Maiolaine Bourgeois Desks April 13, 2018 22:17:25
Desk and Bench: Sometimes used to describe a school desk which has a built-in seat. It is also called a "Desk and stool". Desk on a Chest: An antique portable desk made up of two chests: the bottom one usually has drawers and the top one has a hinged desk surface. Desk on a Frame: An antique form made up of two pieces of furniture: a fairly large and closable portable desk and a stand made of it out of the same material and in the same style.
Moore Desk: Comes in two antique forms - The "Moore Office Queen" (a large desk that has a single large door to lock up the main work surface with drawers and nooks around it; and The "Moore Insurance Desk" (nearly twice as big as the "Office Queen" and also opens up by means of a single large door with its internal work surface sliding in and out). Cubicle Desk: An economical way of putting more desk workers in the same space without actually shrinking the size of their working surfaces.
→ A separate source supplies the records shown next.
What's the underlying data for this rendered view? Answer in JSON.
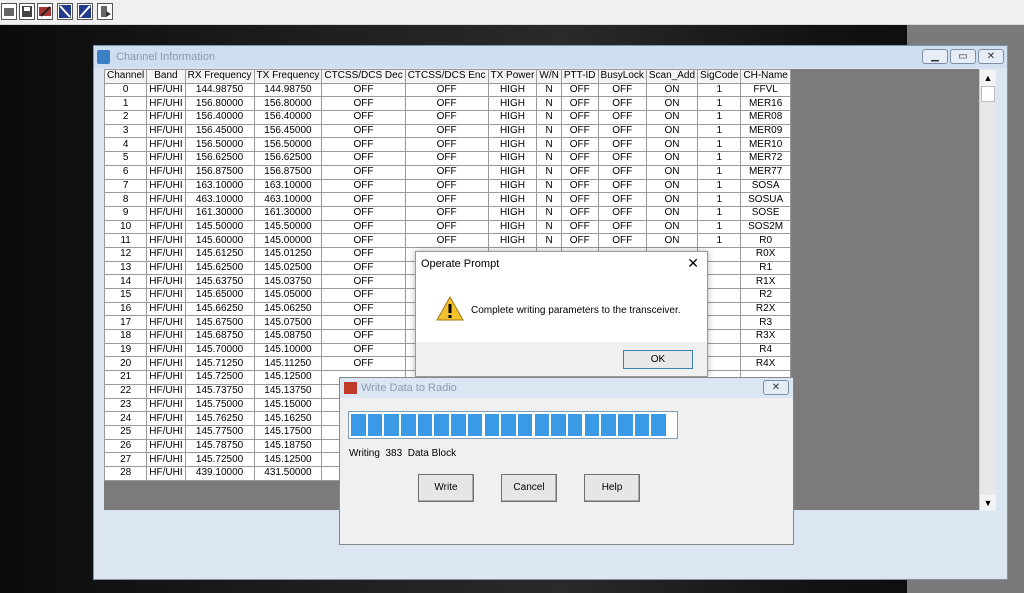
{
  "toolbar": {
    "icons": [
      "open-file-icon",
      "save-icon",
      "edit-icon",
      "read-radio-icon",
      "write-radio-icon",
      "exit-icon"
    ]
  },
  "channel_window": {
    "title": "Channel Information",
    "columns": [
      "Channel",
      "Band",
      "RX Frequency",
      "TX Frequency",
      "CTCSS/DCS Dec",
      "CTCSS/DCS Enc",
      "TX Power",
      "W/N",
      "PTT-ID",
      "BusyLock",
      "Scan_Add",
      "SigCode",
      "CH-Name"
    ],
    "rows": [
      [
        "0",
        "HF/UHI",
        "144.98750",
        "144.98750",
        "OFF",
        "OFF",
        "HIGH",
        "N",
        "OFF",
        "OFF",
        "ON",
        "1",
        "FFVL"
      ],
      [
        "1",
        "HF/UHI",
        "156.80000",
        "156.80000",
        "OFF",
        "OFF",
        "HIGH",
        "N",
        "OFF",
        "OFF",
        "ON",
        "1",
        "MER16"
      ],
      [
        "2",
        "HF/UHI",
        "156.40000",
        "156.40000",
        "OFF",
        "OFF",
        "HIGH",
        "N",
        "OFF",
        "OFF",
        "ON",
        "1",
        "MER08"
      ],
      [
        "3",
        "HF/UHI",
        "156.45000",
        "156.45000",
        "OFF",
        "OFF",
        "HIGH",
        "N",
        "OFF",
        "OFF",
        "ON",
        "1",
        "MER09"
      ],
      [
        "4",
        "HF/UHI",
        "156.50000",
        "156.50000",
        "OFF",
        "OFF",
        "HIGH",
        "N",
        "OFF",
        "OFF",
        "ON",
        "1",
        "MER10"
      ],
      [
        "5",
        "HF/UHI",
        "156.62500",
        "156.62500",
        "OFF",
        "OFF",
        "HIGH",
        "N",
        "OFF",
        "OFF",
        "ON",
        "1",
        "MER72"
      ],
      [
        "6",
        "HF/UHI",
        "156.87500",
        "156.87500",
        "OFF",
        "OFF",
        "HIGH",
        "N",
        "OFF",
        "OFF",
        "ON",
        "1",
        "MER77"
      ],
      [
        "7",
        "HF/UHI",
        "163.10000",
        "163.10000",
        "OFF",
        "OFF",
        "HIGH",
        "N",
        "OFF",
        "OFF",
        "ON",
        "1",
        "SOSA"
      ],
      [
        "8",
        "HF/UHI",
        "463.10000",
        "463.10000",
        "OFF",
        "OFF",
        "HIGH",
        "N",
        "OFF",
        "OFF",
        "ON",
        "1",
        "SOSUA"
      ],
      [
        "9",
        "HF/UHI",
        "161.30000",
        "161.30000",
        "OFF",
        "OFF",
        "HIGH",
        "N",
        "OFF",
        "OFF",
        "ON",
        "1",
        "SOSE"
      ],
      [
        "10",
        "HF/UHI",
        "145.50000",
        "145.50000",
        "OFF",
        "OFF",
        "HIGH",
        "N",
        "OFF",
        "OFF",
        "ON",
        "1",
        "SOS2M"
      ],
      [
        "11",
        "HF/UHI",
        "145.60000",
        "145.00000",
        "OFF",
        "OFF",
        "HIGH",
        "N",
        "OFF",
        "OFF",
        "ON",
        "1",
        "R0"
      ],
      [
        "12",
        "HF/UHI",
        "145.61250",
        "145.01250",
        "OFF",
        "",
        "",
        "",
        "",
        "",
        "",
        "",
        "R0X"
      ],
      [
        "13",
        "HF/UHI",
        "145.62500",
        "145.02500",
        "OFF",
        "",
        "",
        "",
        "",
        "",
        "",
        "",
        "R1"
      ],
      [
        "14",
        "HF/UHI",
        "145.63750",
        "145.03750",
        "OFF",
        "",
        "",
        "",
        "",
        "",
        "",
        "",
        "R1X"
      ],
      [
        "15",
        "HF/UHI",
        "145.65000",
        "145.05000",
        "OFF",
        "",
        "",
        "",
        "",
        "",
        "",
        "",
        "R2"
      ],
      [
        "16",
        "HF/UHI",
        "145.66250",
        "145.06250",
        "OFF",
        "",
        "",
        "",
        "",
        "",
        "",
        "",
        "R2X"
      ],
      [
        "17",
        "HF/UHI",
        "145.67500",
        "145.07500",
        "OFF",
        "",
        "",
        "",
        "",
        "",
        "",
        "",
        "R3"
      ],
      [
        "18",
        "HF/UHI",
        "145.68750",
        "145.08750",
        "OFF",
        "",
        "",
        "",
        "",
        "",
        "",
        "",
        "R3X"
      ],
      [
        "19",
        "HF/UHI",
        "145.70000",
        "145.10000",
        "OFF",
        "",
        "",
        "",
        "",
        "",
        "",
        "",
        "R4"
      ],
      [
        "20",
        "HF/UHI",
        "145.71250",
        "145.11250",
        "OFF",
        "",
        "",
        "",
        "",
        "",
        "",
        "",
        "R4X"
      ],
      [
        "21",
        "HF/UHI",
        "145.72500",
        "145.12500",
        "",
        "",
        "",
        "",
        "",
        "",
        "",
        "",
        ""
      ],
      [
        "22",
        "HF/UHI",
        "145.73750",
        "145.13750",
        "",
        "",
        "",
        "",
        "",
        "",
        "",
        "",
        ""
      ],
      [
        "23",
        "HF/UHI",
        "145.75000",
        "145.15000",
        "",
        "",
        "",
        "",
        "",
        "",
        "",
        "",
        ""
      ],
      [
        "24",
        "HF/UHI",
        "145.76250",
        "145.16250",
        "",
        "",
        "",
        "",
        "",
        "",
        "",
        "",
        ""
      ],
      [
        "25",
        "HF/UHI",
        "145.77500",
        "145.17500",
        "",
        "",
        "",
        "",
        "",
        "",
        "",
        "",
        ""
      ],
      [
        "26",
        "HF/UHI",
        "145.78750",
        "145.18750",
        "",
        "",
        "",
        "",
        "",
        "",
        "",
        "",
        ""
      ],
      [
        "27",
        "HF/UHI",
        "145.72500",
        "145.12500",
        "",
        "",
        "",
        "",
        "",
        "",
        "",
        "",
        ""
      ],
      [
        "28",
        "HF/UHI",
        "439.10000",
        "431.50000",
        "",
        "",
        "",
        "",
        "",
        "",
        "",
        "",
        ""
      ]
    ]
  },
  "operate_prompt": {
    "title": "Operate Prompt",
    "close_glyph": "✕",
    "message": "Complete writing parameters to the transceiver.",
    "ok_label": "OK"
  },
  "write_dialog": {
    "title": "Write Data to Radio",
    "progress_fraction": 1.0,
    "status_prefix": "Writing",
    "block_number": "383",
    "status_suffix": "Data Block",
    "write_label": "Write",
    "cancel_label": "Cancel",
    "help_label": "Help"
  },
  "colors": {
    "progress": "#3b9ae6",
    "desktop": "#1e1e1e"
  }
}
The cubicle walls are used to house papers and other items once left on the horizontal desktop surface.
Desks with Superstructure: very popular in Victorian times and earlier. These desks - which take many forms Dickens desks bankers desks roll top desks Carlton House Desks etc - have a raised structure at the back of the desk with drawers small cupboards or pigeon holes for stationery. Many of these desks were designed to stand against a wall and have a relatively plain or even unfinished rear elevation. Some desks have flat writing surfaces some have raised writing slopes with storage underneath - those with the slope are becoming popular again since the slope provides an ideal "work station" for a laptop computer.
Desks versus Writing Tables and Library Tables: Writing and Library Tables come in much the same sizes as Desks however the key difference being that the tables usually only have a single line of frieze drawers under the work surface. (Writing tables have drawers on one side of the table only - library tables have drawers to both sides - sometimes called Partners’ tables). Tables can provide an interesting alternative to a desk if only limited storage is required. Aesthetically a table can make the room look larger since more of the floor can be seen as compared to the bulk of a desk that comes right down to the floor. For buyers with attractive floor coverings (or bare wood) a writing or library table can be a very interesting alternative to a desk. Some Clients also specify both Desk and Writing Table/Library Table for their office. The table can be used as an extra work space (perhaps separating paperwork from computer work - or as a meeting table. The style and wood of desk and table will need to be compatible and the leather work surfaces (where fitted) will also need to be matched.
All L shaped desks are absolutely not the same. Although the basic configuration is similar there is a great variety of these desks that vary in size and design. Here is a sampling of the choices available with L shaped desks.
Corner or Free Design - A corner desk is placed in the corner. Generally it is not placed in the middle of the room. The free design is the simple rectangle desk that you can place anywhere you wish. It gives you more flexibility. In future if you want to rearrange furniture and belongings in the room then you can place such a desk at a different place. The corner desk can be L-shaped or I-shaped design. If you choose a corner desk then it should have sufficient width. It is difficult to spread your legs further if a corner desk has a small width. It can put strain on your legs and body if occasionally you cannot stretch your feet in front on the floor.